> YOUR OBJECTIVE:
Read the entries below and pull out each line with the string "icon".

Items from an interface collection
--- START ---

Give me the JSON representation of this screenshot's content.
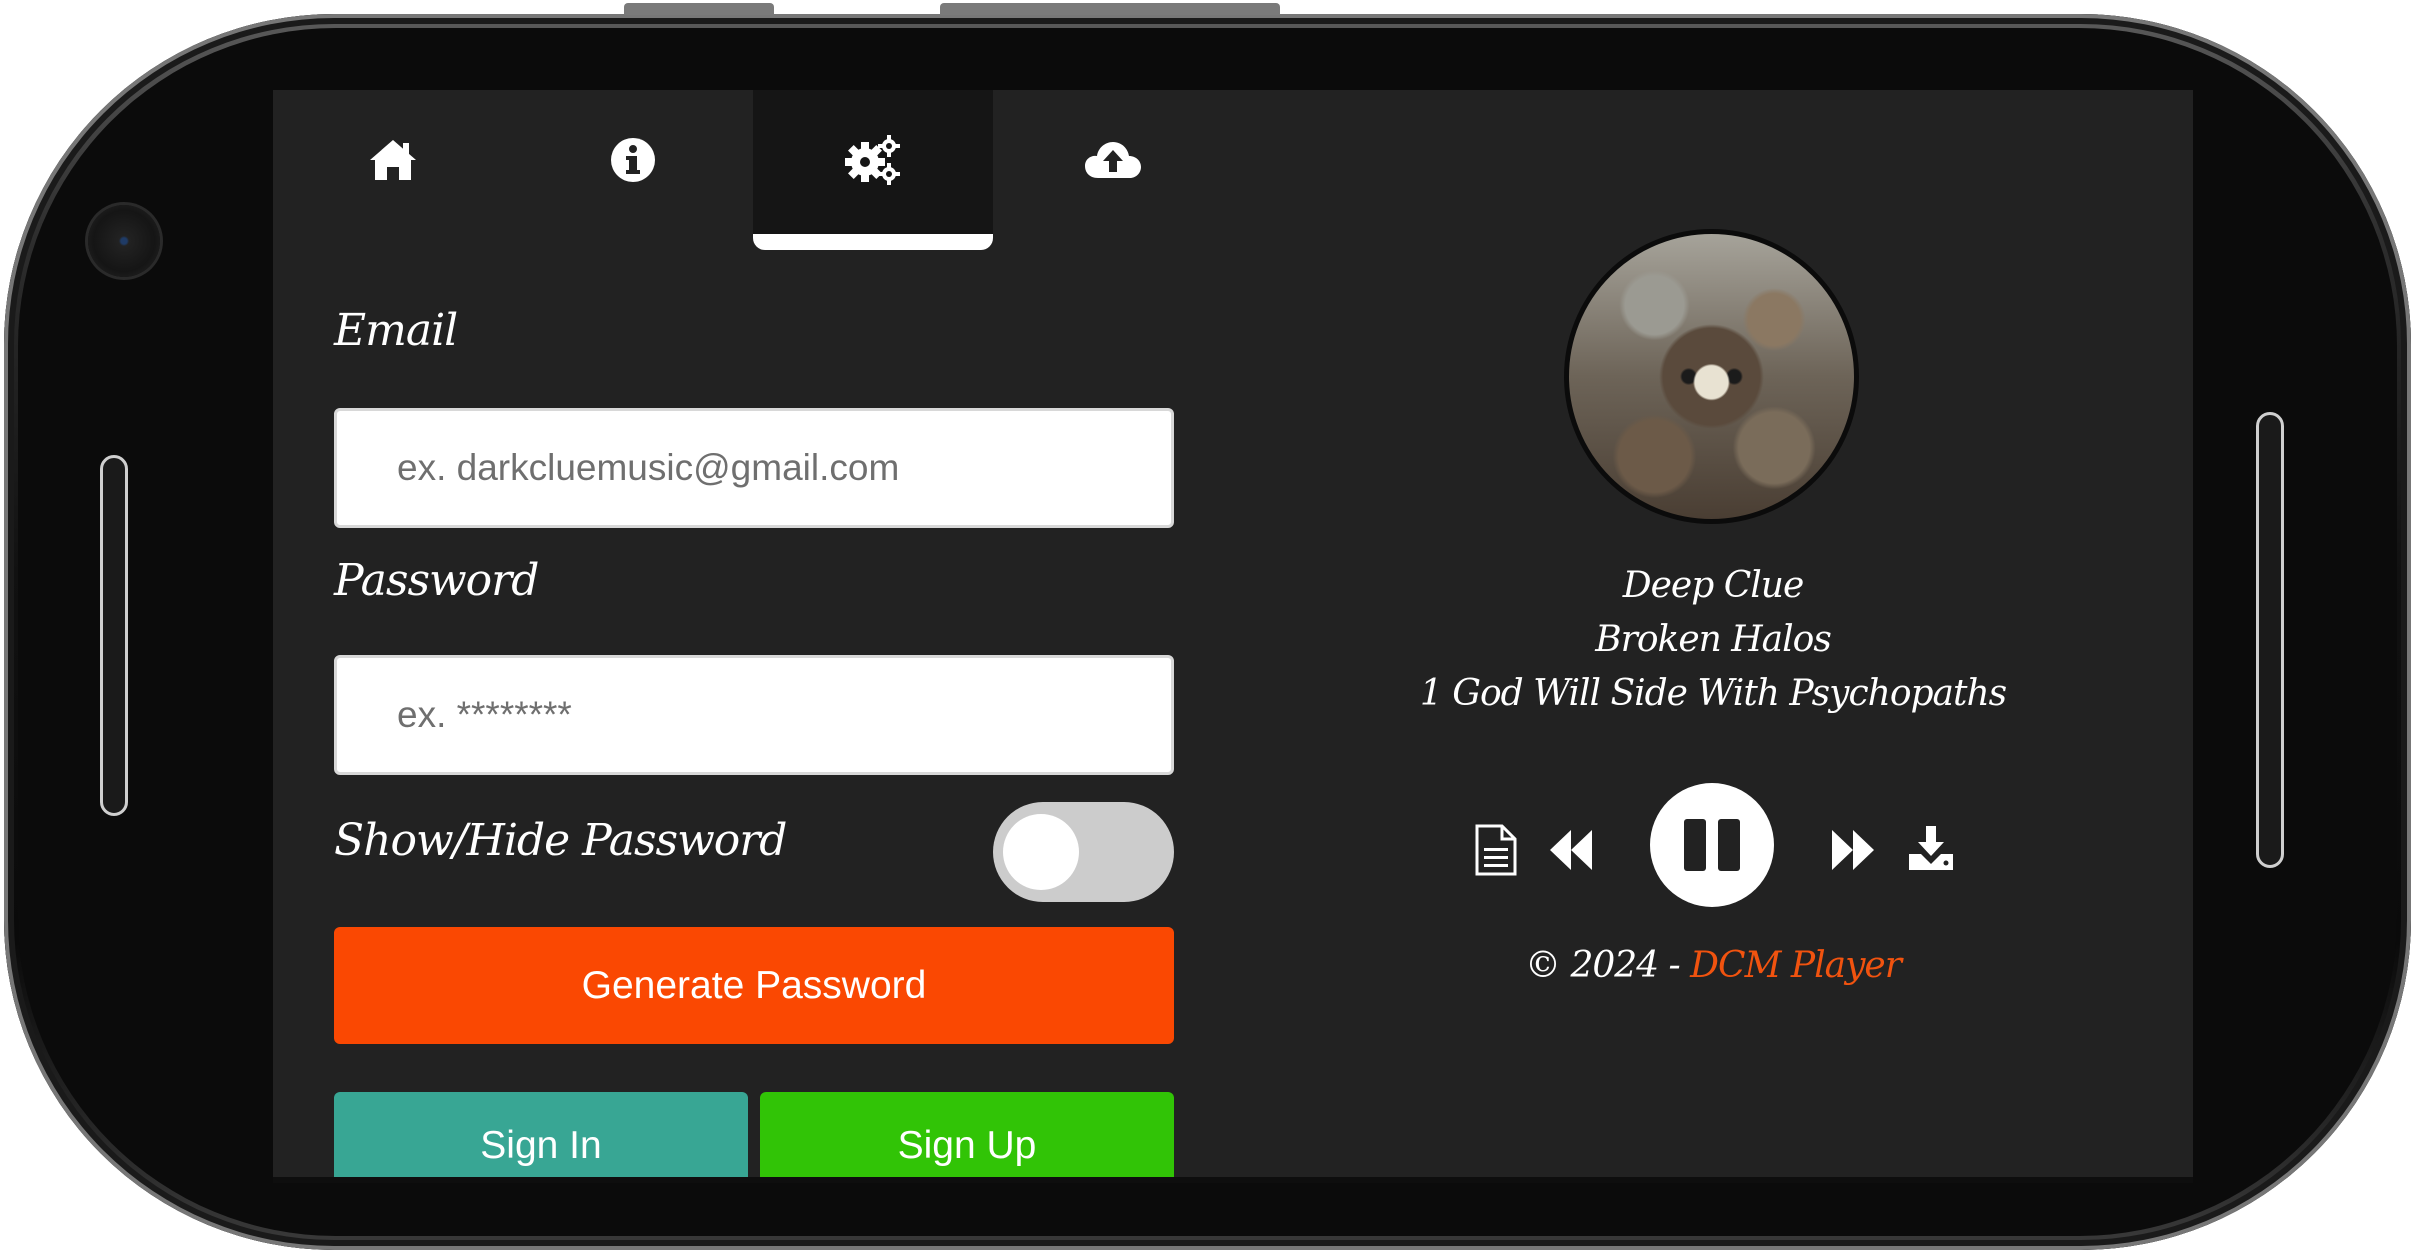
{
  "tabs": [
    {
      "name": "home-icon",
      "active": false
    },
    {
      "name": "info-icon",
      "active": false
    },
    {
      "name": "settings-gears-icon",
      "active": true
    },
    {
      "name": "cloud-upload-icon",
      "active": false
    }
  ],
  "form": {
    "email_label": "Email",
    "email_placeholder": "ex. darkcluemusic@gmail.com",
    "password_label": "Password",
    "password_placeholder": "ex. ********",
    "show_hide_label": "Show/Hide Password",
    "show_password": false,
    "generate_label": "Generate Password",
    "signin_label": "Sign In",
    "signup_label": "Sign Up"
  },
  "player": {
    "artist": "Deep Clue",
    "album": "Broken Halos",
    "track": "1 God Will Side With Psychopaths",
    "state": "playing",
    "controls": [
      "document-icon",
      "rewind-icon",
      "pause-icon",
      "fast-forward-icon",
      "download-icon"
    ]
  },
  "footer": {
    "copyright": "© 2024 - ",
    "brand": "DCM Player"
  },
  "colors": {
    "screen_bg": "#222222",
    "generate": "#fa4802",
    "signin": "#38a694",
    "signup": "#31c406",
    "brand": "#f1530f"
  }
}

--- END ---

> EXERCISE RESPONSE:
      "name": "home-icon",
      "name": "info-icon",
      "name": "settings-gears-icon",
      "name": "cloud-upload-icon",
      "document-icon",
      "rewind-icon",
      "pause-icon",
      "fast-forward-icon",
      "download-icon"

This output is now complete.